Keep every line of the data below that has the string "name" and present those lines.

[Data records for software interfaces]
○ ○ ○

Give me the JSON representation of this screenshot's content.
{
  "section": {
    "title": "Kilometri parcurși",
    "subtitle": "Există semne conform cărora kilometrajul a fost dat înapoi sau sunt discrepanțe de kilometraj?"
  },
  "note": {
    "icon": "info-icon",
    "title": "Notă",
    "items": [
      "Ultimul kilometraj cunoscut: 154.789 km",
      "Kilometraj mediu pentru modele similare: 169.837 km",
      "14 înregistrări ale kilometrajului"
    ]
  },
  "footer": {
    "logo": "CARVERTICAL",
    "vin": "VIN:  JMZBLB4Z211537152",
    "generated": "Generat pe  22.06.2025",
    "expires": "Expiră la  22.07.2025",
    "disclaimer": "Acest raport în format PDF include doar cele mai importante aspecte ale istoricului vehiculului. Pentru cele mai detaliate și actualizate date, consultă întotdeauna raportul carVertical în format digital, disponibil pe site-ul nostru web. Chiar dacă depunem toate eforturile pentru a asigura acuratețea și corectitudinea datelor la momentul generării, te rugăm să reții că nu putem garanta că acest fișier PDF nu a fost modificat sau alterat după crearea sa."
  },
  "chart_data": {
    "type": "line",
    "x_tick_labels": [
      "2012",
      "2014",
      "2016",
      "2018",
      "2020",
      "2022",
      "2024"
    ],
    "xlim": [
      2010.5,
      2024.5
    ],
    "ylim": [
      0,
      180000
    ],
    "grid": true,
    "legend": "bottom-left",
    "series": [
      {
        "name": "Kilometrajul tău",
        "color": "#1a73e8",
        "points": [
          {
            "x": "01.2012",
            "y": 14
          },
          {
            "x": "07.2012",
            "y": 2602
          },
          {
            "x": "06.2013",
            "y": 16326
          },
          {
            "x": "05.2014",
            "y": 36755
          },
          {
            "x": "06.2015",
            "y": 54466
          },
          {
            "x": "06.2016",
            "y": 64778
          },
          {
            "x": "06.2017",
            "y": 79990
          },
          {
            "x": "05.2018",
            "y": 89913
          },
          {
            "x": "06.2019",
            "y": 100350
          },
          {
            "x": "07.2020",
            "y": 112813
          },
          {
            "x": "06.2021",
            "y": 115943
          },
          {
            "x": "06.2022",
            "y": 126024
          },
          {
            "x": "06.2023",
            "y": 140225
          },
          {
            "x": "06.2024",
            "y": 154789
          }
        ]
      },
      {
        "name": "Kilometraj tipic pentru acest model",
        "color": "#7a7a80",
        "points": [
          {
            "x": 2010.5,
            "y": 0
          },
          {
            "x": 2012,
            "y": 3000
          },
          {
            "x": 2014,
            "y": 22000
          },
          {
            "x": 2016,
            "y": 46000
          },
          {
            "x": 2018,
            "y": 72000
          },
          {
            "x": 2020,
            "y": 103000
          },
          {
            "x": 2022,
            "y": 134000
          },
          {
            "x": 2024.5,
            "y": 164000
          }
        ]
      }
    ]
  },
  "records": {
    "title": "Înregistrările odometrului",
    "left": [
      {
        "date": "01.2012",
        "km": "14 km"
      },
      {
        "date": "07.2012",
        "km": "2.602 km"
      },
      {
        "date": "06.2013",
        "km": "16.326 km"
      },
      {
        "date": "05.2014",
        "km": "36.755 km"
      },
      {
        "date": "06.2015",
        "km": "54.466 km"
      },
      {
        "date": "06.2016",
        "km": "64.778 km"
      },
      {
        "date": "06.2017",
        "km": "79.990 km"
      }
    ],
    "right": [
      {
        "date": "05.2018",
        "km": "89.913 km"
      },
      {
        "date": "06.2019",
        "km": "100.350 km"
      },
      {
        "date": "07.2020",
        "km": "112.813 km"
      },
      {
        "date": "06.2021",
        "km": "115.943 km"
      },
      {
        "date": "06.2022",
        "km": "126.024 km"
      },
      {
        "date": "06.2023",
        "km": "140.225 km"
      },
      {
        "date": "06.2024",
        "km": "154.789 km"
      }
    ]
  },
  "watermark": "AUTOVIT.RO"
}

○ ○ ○

- Reply to the task
        "name": "Kilometrajul tău",
        "name": "Kilometraj tipic pentru acest model",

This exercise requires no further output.